What follows is a set of records, each of which is to be written out exactly.
----------
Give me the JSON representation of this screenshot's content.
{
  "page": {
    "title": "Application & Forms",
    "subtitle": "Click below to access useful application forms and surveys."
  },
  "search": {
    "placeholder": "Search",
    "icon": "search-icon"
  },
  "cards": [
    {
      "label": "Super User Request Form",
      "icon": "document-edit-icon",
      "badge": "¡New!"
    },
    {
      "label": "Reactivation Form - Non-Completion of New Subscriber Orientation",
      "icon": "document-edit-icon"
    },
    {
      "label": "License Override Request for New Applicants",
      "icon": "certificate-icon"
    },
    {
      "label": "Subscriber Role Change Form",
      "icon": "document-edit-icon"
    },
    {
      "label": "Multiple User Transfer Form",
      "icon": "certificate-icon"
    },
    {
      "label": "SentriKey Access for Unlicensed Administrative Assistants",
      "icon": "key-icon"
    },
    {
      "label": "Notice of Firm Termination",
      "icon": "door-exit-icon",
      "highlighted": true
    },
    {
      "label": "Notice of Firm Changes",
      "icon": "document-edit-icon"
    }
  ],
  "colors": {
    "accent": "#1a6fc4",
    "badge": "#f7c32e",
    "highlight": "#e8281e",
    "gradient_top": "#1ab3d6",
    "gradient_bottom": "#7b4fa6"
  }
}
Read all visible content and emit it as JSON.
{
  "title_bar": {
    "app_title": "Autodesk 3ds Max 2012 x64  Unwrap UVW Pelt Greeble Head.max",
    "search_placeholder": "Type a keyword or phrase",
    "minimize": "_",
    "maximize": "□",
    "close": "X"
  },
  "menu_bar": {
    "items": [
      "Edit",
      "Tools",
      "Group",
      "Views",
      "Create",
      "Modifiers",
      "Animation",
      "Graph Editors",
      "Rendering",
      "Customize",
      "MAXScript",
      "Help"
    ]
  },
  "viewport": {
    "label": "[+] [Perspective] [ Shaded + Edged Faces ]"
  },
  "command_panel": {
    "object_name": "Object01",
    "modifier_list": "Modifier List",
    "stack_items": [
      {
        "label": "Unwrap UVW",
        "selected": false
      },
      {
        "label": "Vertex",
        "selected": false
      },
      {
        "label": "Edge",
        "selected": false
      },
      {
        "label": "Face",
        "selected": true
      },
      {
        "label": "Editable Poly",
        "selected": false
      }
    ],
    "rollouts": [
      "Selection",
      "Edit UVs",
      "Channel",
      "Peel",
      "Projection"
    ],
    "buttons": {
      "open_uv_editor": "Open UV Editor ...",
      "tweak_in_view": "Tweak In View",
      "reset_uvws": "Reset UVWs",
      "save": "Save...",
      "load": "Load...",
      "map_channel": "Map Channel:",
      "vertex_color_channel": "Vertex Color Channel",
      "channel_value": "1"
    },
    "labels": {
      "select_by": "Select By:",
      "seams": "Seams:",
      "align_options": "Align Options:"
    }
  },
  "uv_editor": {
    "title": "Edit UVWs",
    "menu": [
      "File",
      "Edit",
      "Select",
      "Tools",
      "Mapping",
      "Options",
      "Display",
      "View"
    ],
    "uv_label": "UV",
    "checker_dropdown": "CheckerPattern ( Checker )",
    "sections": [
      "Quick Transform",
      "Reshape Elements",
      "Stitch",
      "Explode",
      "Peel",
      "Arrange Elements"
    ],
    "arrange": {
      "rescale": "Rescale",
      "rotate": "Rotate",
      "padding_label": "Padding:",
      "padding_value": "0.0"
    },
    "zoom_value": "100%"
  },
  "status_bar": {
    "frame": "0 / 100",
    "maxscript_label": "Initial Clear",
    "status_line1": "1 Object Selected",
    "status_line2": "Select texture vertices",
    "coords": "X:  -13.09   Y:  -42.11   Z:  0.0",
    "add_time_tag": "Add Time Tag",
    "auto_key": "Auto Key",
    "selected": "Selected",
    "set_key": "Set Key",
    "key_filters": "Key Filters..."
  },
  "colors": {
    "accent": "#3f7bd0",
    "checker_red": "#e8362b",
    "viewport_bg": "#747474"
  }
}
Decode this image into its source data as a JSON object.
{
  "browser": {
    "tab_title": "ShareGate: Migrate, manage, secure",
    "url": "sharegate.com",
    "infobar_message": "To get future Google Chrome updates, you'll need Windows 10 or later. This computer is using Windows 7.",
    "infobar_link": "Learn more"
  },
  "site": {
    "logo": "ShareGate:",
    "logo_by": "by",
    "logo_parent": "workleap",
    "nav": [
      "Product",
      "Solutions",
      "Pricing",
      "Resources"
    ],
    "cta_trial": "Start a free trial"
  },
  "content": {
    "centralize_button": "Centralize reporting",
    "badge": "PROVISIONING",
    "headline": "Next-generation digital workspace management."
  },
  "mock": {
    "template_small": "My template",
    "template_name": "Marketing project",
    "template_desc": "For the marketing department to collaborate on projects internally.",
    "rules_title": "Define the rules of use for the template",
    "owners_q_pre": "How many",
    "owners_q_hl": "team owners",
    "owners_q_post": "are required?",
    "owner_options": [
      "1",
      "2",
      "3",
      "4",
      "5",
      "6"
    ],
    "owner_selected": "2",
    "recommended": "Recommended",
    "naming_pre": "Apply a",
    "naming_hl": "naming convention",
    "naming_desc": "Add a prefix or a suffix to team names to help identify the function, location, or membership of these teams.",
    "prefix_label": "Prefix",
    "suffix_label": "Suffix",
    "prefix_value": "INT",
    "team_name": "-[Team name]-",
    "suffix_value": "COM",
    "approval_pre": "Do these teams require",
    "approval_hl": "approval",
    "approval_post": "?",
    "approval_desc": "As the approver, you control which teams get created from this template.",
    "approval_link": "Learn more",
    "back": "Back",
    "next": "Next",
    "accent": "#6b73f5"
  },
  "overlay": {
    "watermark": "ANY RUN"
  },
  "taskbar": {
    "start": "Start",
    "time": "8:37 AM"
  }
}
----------
> _Your solution_:
Give me the JSON representation of this screenshot's content.
{
  "page": {
    "title": "Application & Forms",
    "subtitle": "Click below to access useful application forms and surveys."
  },
  "search": {
    "placeholder": "Search",
    "icon": "search-icon"
  },
  "cards": [
    {
      "label": "Super User Request Form",
      "icon": "document-edit-icon",
      "badge": "¡New!"
    },
    {
      "label": "Reactivation Form - Non-Completion of New Subscriber Orientation",
      "icon": "document-edit-icon"
    },
    {
      "label": "License Override Request for New Applicants",
      "icon": "certificate-icon"
    },
    {
      "label": "Subscriber Role Change Form",
      "icon": "document-edit-icon"
    },
    {
      "label": "Multiple User Transfer Form",
      "icon": "certificate-icon"
    },
    {
      "label": "SentriKey Access for Unlicensed Administrative Assistants",
      "icon": "key-icon"
    },
    {
      "label": "Notice of Firm Termination",
      "icon": "door-exit-icon",
      "highlighted": true
    },
    {
      "label": "Notice of Firm Changes",
      "icon": "document-edit-icon"
    }
  ],
  "colors": {
    "accent": "#1a6fc4",
    "badge": "#f7c32e",
    "highlight": "#e8281e",
    "gradient_top": "#1ab3d6",
    "gradient_bottom": "#7b4fa6"
  }
}
Read all visible content and emit it as JSON.
{
  "title_bar": {
    "app_title": "Autodesk 3ds Max 2012 x64  Unwrap UVW Pelt Greeble Head.max",
    "search_placeholder": "Type a keyword or phrase",
    "minimize": "_",
    "maximize": "□",
    "close": "X"
  },
  "menu_bar": {
    "items": [
      "Edit",
      "Tools",
      "Group",
      "Views",
      "Create",
      "Modifiers",
      "Animation",
      "Graph Editors",
      "Rendering",
      "Customize",
      "MAXScript",
      "Help"
    ]
  },
  "viewport": {
    "label": "[+] [Perspective] [ Shaded + Edged Faces ]"
  },
  "command_panel": {
    "object_name": "Object01",
    "modifier_list": "Modifier List",
    "stack_items": [
      {
        "label": "Unwrap UVW",
        "selected": false
      },
      {
        "label": "Vertex",
        "selected": false
      },
      {
        "label": "Edge",
        "selected": false
      },
      {
        "label": "Face",
        "selected": true
      },
      {
        "label": "Editable Poly",
        "selected": false
      }
    ],
    "rollouts": [
      "Selection",
      "Edit UVs",
      "Channel",
      "Peel",
      "Projection"
    ],
    "buttons": {
      "open_uv_editor": "Open UV Editor ...",
      "tweak_in_view": "Tweak In View",
      "reset_uvws": "Reset UVWs",
      "save": "Save...",
      "load": "Load...",
      "map_channel": "Map Channel:",
      "vertex_color_channel": "Vertex Color Channel",
      "channel_value": "1"
    },
    "labels": {
      "select_by": "Select By:",
      "seams": "Seams:",
      "align_options": "Align Options:"
    }
  },
  "uv_editor": {
    "title": "Edit UVWs",
    "menu": [
      "File",
      "Edit",
      "Select",
      "Tools",
      "Mapping",
      "Options",
      "Display",
      "View"
    ],
    "uv_label": "UV",
    "checker_dropdown": "CheckerPattern ( Checker )",
    "sections": [
      "Quick Transform",
      "Reshape Elements",
      "Stitch",
      "Explode",
      "Peel",
      "Arrange Elements"
    ],
    "arrange": {
      "rescale": "Rescale",
      "rotate": "Rotate",
      "padding_label": "Padding:",
      "padding_value": "0.0"
    },
    "zoom_value": "100%"
  },
  "status_bar": {
    "frame": "0 / 100",
    "maxscript_label": "Initial Clear",
    "status_line1": "1 Object Selected",
    "status_line2": "Select texture vertices",
    "coords": "X:  -13.09   Y:  -42.11   Z:  0.0",
    "add_time_tag": "Add Time Tag",
    "auto_key": "Auto Key",
    "selected": "Selected",
    "set_key": "Set Key",
    "key_filters": "Key Filters..."
  },
  "colors": {
    "accent": "#3f7bd0",
    "checker_red": "#e8362b",
    "viewport_bg": "#747474"
  }
}
Decode this image into its source data as a JSON object.
{
  "browser": {
    "tab_title": "ShareGate: Migrate, manage, secure",
    "url": "sharegate.com",
    "infobar_message": "To get future Google Chrome updates, you'll need Windows 10 or later. This computer is using Windows 7.",
    "infobar_link": "Learn more"
  },
  "site": {
    "logo": "ShareGate:",
    "logo_by": "by",
    "logo_parent": "workleap",
    "nav": [
      "Product",
      "Solutions",
      "Pricing",
      "Resources"
    ],
    "cta_trial": "Start a free trial"
  },
  "content": {
    "centralize_button": "Centralize reporting",
    "badge": "PROVISIONING",
    "headline": "Next-generation digital workspace management."
  },
  "mock": {
    "template_small": "My template",
    "template_name": "Marketing project",
    "template_desc": "For the marketing department to collaborate on projects internally.",
    "rules_title": "Define the rules of use for the template",
    "owners_q_pre": "How many",
    "owners_q_hl": "team owners",
    "owners_q_post": "are required?",
    "owner_options": [
      "1",
      "2",
      "3",
      "4",
      "5",
      "6"
    ],
    "owner_selected": "2",
    "recommended": "Recommended",
    "naming_pre": "Apply a",
    "naming_hl": "naming convention",
    "naming_desc": "Add a prefix or a suffix to team names to help identify the function, location, or membership of these teams.",
    "prefix_label": "Prefix",
    "suffix_label": "Suffix",
    "prefix_value": "INT",
    "team_name": "-[Team name]-",
    "suffix_value": "COM",
    "approval_pre": "Do these teams require",
    "approval_hl": "approval",
    "approval_post": "?",
    "approval_desc": "As the approver, you control which teams get created from this template.",
    "approval_link": "Learn more",
    "back": "Back",
    "next": "Next",
    "accent": "#6b73f5"
  },
  "overlay": {
    "watermark": "ANY RUN"
  },
  "taskbar": {
    "start": "Start",
    "time": "8:37 AM"
  }
}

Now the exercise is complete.